Doors on walk-in freezers and coolers: Our industry partners tell us that these doors are unintentionally left open for about 4.5 hours per day. When the doors of just one walk-in freezer are left open for that long, the resulting increase in energy consumption translates into a $4,920 annual profit loss—or $88,560 in equivalent sales. When training staff and interacting with vendors that unload products into freezers and coolers, store managers should emphasize the importance of keeping the doors closed to save energy. Another simple, low-cost measure involves maintaining the gaskets that seal these doors. According to our calculations, a single leaky door results in an annual profit loss of $2,190. The equivalent sales amount is $39,420.

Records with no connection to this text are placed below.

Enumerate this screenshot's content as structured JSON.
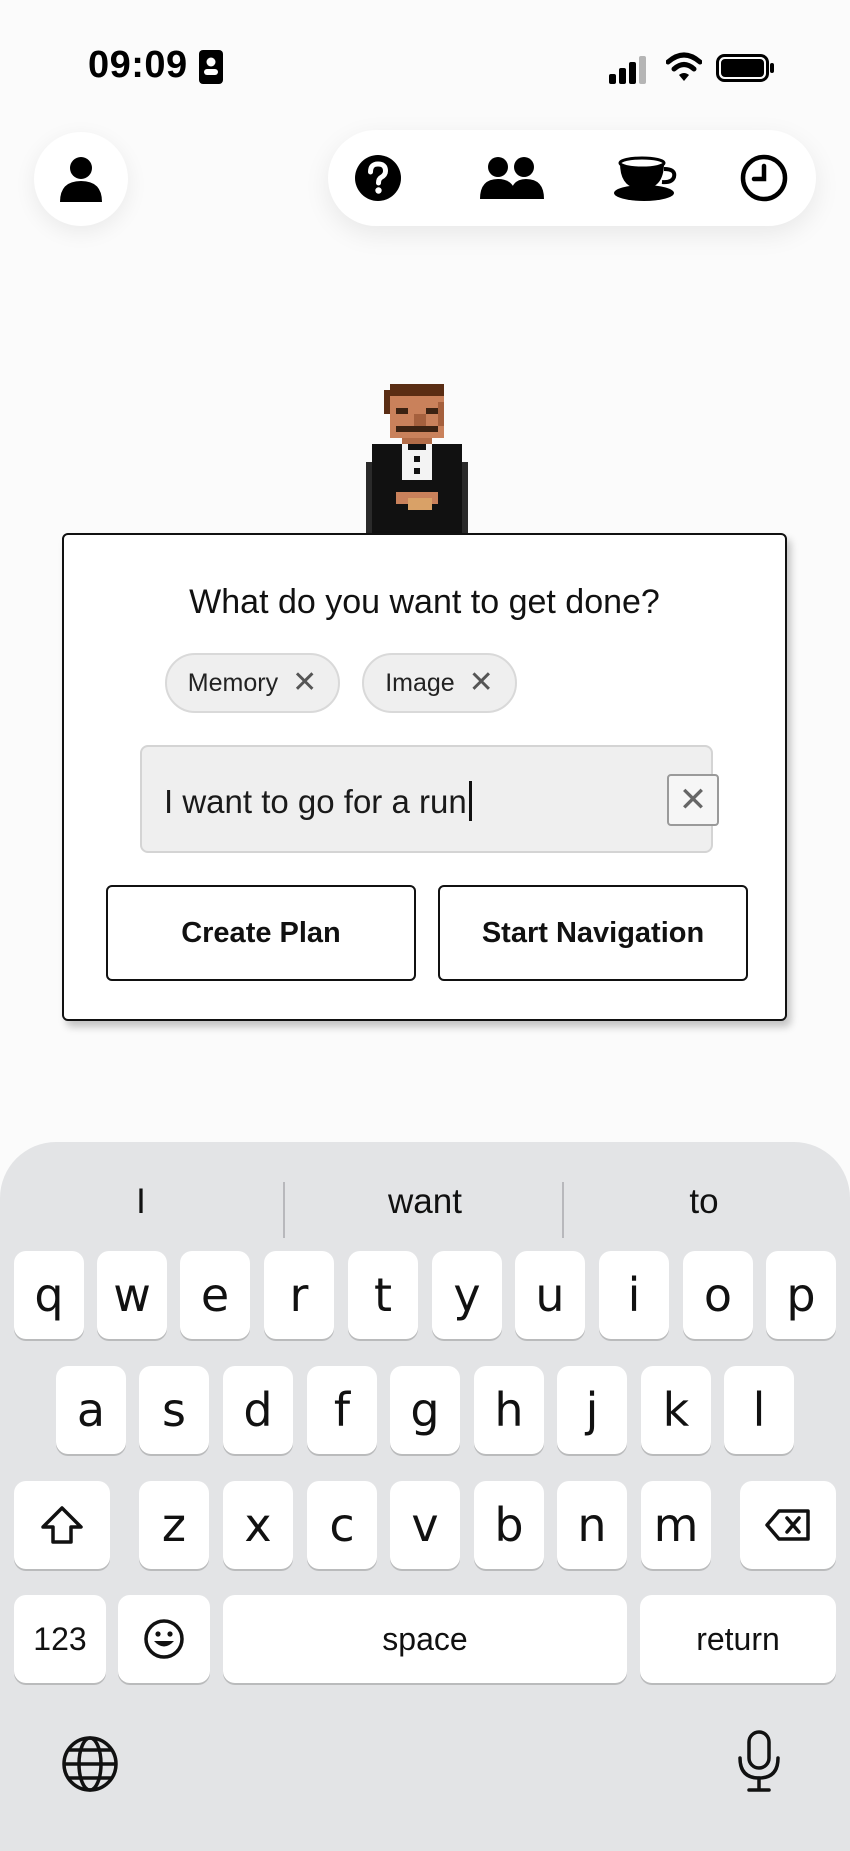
{
  "status_bar": {
    "time": "09:09",
    "icons": [
      "id-card-icon",
      "cellular-signal-icon",
      "wifi-icon",
      "battery-icon"
    ]
  },
  "nav": {
    "profile_icon": "person-icon",
    "buttons": [
      "help-icon",
      "people-icon",
      "coffee-cup-icon",
      "clock-icon"
    ]
  },
  "card": {
    "title": "What do you want to get done?",
    "chips": [
      {
        "label": "Memory",
        "remove": "✕"
      },
      {
        "label": "Image",
        "remove": "✕"
      }
    ],
    "input_value": "I want to go for a run",
    "clear_label": "✕",
    "buttons": {
      "create_plan": "Create Plan",
      "start_navigation": "Start Navigation"
    }
  },
  "keyboard": {
    "suggestions": [
      "I",
      "want",
      "to"
    ],
    "row1": [
      "q",
      "w",
      "e",
      "r",
      "t",
      "y",
      "u",
      "i",
      "o",
      "p"
    ],
    "row2": [
      "a",
      "s",
      "d",
      "f",
      "g",
      "h",
      "j",
      "k",
      "l"
    ],
    "row3": [
      "z",
      "x",
      "c",
      "v",
      "b",
      "n",
      "m"
    ],
    "numbers_label": "123",
    "space_label": "space",
    "return_label": "return",
    "icons": [
      "shift-icon",
      "backspace-icon",
      "emoji-icon",
      "globe-icon",
      "microphone-icon"
    ]
  },
  "colors": {
    "background": "#fbfbfb",
    "keyboard_background": "#e3e4e6",
    "chip_background": "#efefef",
    "border": "#111111"
  }
}
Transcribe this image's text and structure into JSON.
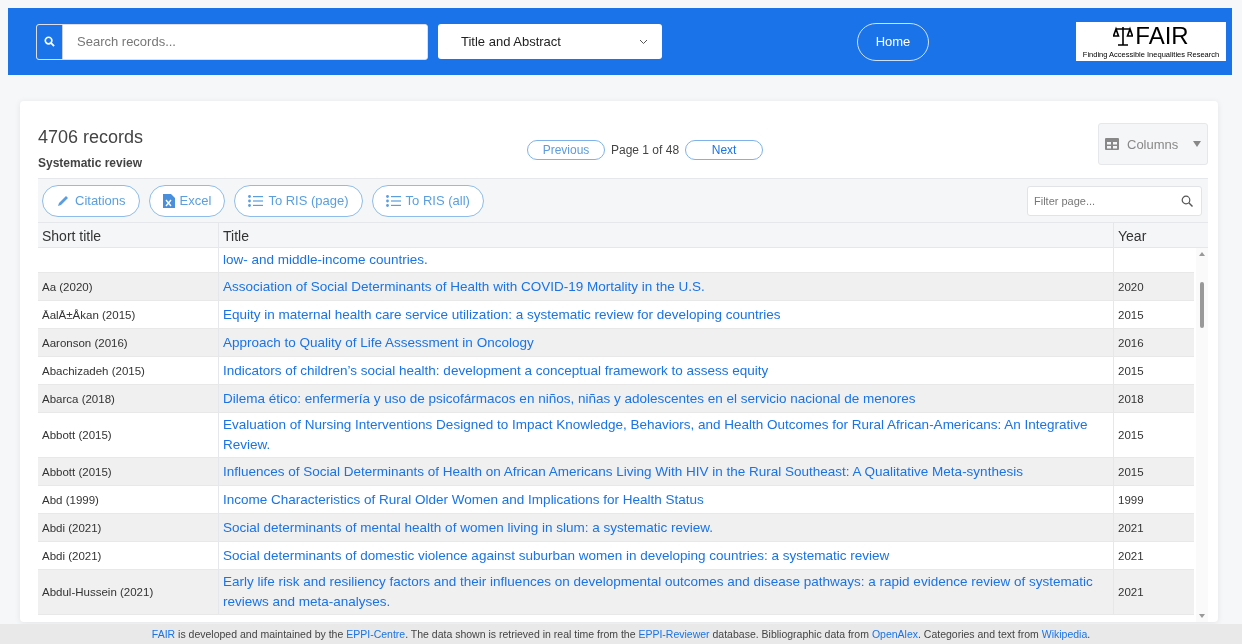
{
  "header": {
    "search": {
      "placeholder": "Search records..."
    },
    "field_select": {
      "value": "Title and Abstract"
    },
    "home_button": "Home",
    "logo": {
      "title": "FAIR",
      "subtitle": "Finding Accessible Inequalities Research"
    }
  },
  "results": {
    "count": "4706 records",
    "filter_label": "Systematic review",
    "pagination": {
      "previous": "Previous",
      "page_info": "Page 1 of 48",
      "next": "Next"
    },
    "columns_button": "Columns",
    "export_buttons": [
      {
        "kind": "citations",
        "label": "Citations"
      },
      {
        "kind": "excel",
        "label": "Excel"
      },
      {
        "kind": "ris",
        "label": "To RIS (page)"
      },
      {
        "kind": "ris",
        "label": "To RIS (all)"
      }
    ],
    "filter": {
      "placeholder": "Filter page..."
    },
    "table": {
      "columns": [
        "Short title",
        "Title",
        "Year"
      ],
      "rows": [
        {
          "short_title": "",
          "title": "low- and middle-income countries.",
          "year": "",
          "partial": true
        },
        {
          "short_title": "Aa (2020)",
          "title": "Association of Social Determinants of Health with COVID-19 Mortality in the U.S.",
          "year": "2020"
        },
        {
          "short_title": "ĀalĀ±Åkan (2015)",
          "title": "Equity in maternal health care service utilization: a systematic review for developing countries",
          "year": "2015"
        },
        {
          "short_title": "Aaronson (2016)",
          "title": "Approach to Quality of Life Assessment in Oncology",
          "year": "2016"
        },
        {
          "short_title": "Abachizadeh (2015)",
          "title": "Indicators of children’s social health: development a conceptual framework to assess equity",
          "year": "2015"
        },
        {
          "short_title": "Abarca (2018)",
          "title": "Dilema ético: enfermería y uso de psicofármacos en niños, niñas y adolescentes en el servicio nacional de menores",
          "year": "2018"
        },
        {
          "short_title": "Abbott (2015)",
          "title": "Evaluation of Nursing Interventions Designed to Impact Knowledge, Behaviors, and Health Outcomes for Rural African-Americans: An Integrative Review.",
          "year": "2015"
        },
        {
          "short_title": "Abbott (2015)",
          "title": "Influences of Social Determinants of Health on African Americans Living With HIV in the Rural Southeast: A Qualitative Meta-synthesis",
          "year": "2015"
        },
        {
          "short_title": "Abd (1999)",
          "title": "Income Characteristics of Rural Older Women and Implications for Health Status",
          "year": "1999"
        },
        {
          "short_title": "Abdi (2021)",
          "title": "Social determinants of mental health of women living in slum: a systematic review.",
          "year": "2021"
        },
        {
          "short_title": "Abdi (2021)",
          "title": "Social determinants of domestic violence against suburban women in developing countries: a systematic review",
          "year": "2021"
        },
        {
          "short_title": "Abdul-Hussein (2021)",
          "title": "Early life risk and resiliency factors and their influences on developmental outcomes and disease pathways: a rapid evidence review of systematic reviews and meta-analyses.",
          "year": "2021"
        }
      ]
    }
  },
  "footer": [
    {
      "text": "FAIR",
      "link": true
    },
    {
      "text": " is developed and maintained by the ",
      "link": false
    },
    {
      "text": "EPPI-Centre",
      "link": true
    },
    {
      "text": ". The data shown is retrieved in real time from the ",
      "link": false
    },
    {
      "text": "EPPI-Reviewer",
      "link": true
    },
    {
      "text": " database. Bibliographic data from ",
      "link": false
    },
    {
      "text": "OpenAlex",
      "link": true
    },
    {
      "text": ". Categories and text from ",
      "link": false
    },
    {
      "text": "Wikipedia",
      "link": true
    },
    {
      "text": ".",
      "link": false
    }
  ]
}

Together, the several simple measures we’ve discussed in this article can increase a store’s annual profit by about $12,000. This is quite significant, considering that a medium-size grocery store typically has an annual profit of $250,000 to $275,000. Keep in mind that these measures are just the tip of the iceberg. There are numerous other zero- or low-cost measures that can reduce a grocery store’s operational costs. You can identify some of these measures by completing the free 15-question sustainability self-assessment that we offer with the Retail Learning Institute.
Addressing these low-hanging fruits is not only good for an individual retailer’s profit and sustainability. Food retail is a major portion of the U.S. economy. According to the U.S. Census Bureau’s Annual Retail Trade Survey, annual retail sales for grocery stores in the U.S. in 2021 was about $792 billion—or 12% of total annual retail sales for all types of businesses in the U.S. Adopting these measures across the food retail industry can make the economy more efficient and sustainable.
Ratio Institute helps food retailers identify and prioritize measures to advance sustainability and increase profits. As part of our Sustainable Food Retail Certification, we conduct store audits that reveal the value associated with existing and potential future practices, technology upgrades, and behavioral changes. Our Food Retail Environmental, Social, and Governance (ESG) Reporting Standard provides a systematic reporting approach to set operational performance and profit targets and track progress. Contact Ratio Institute to learn more.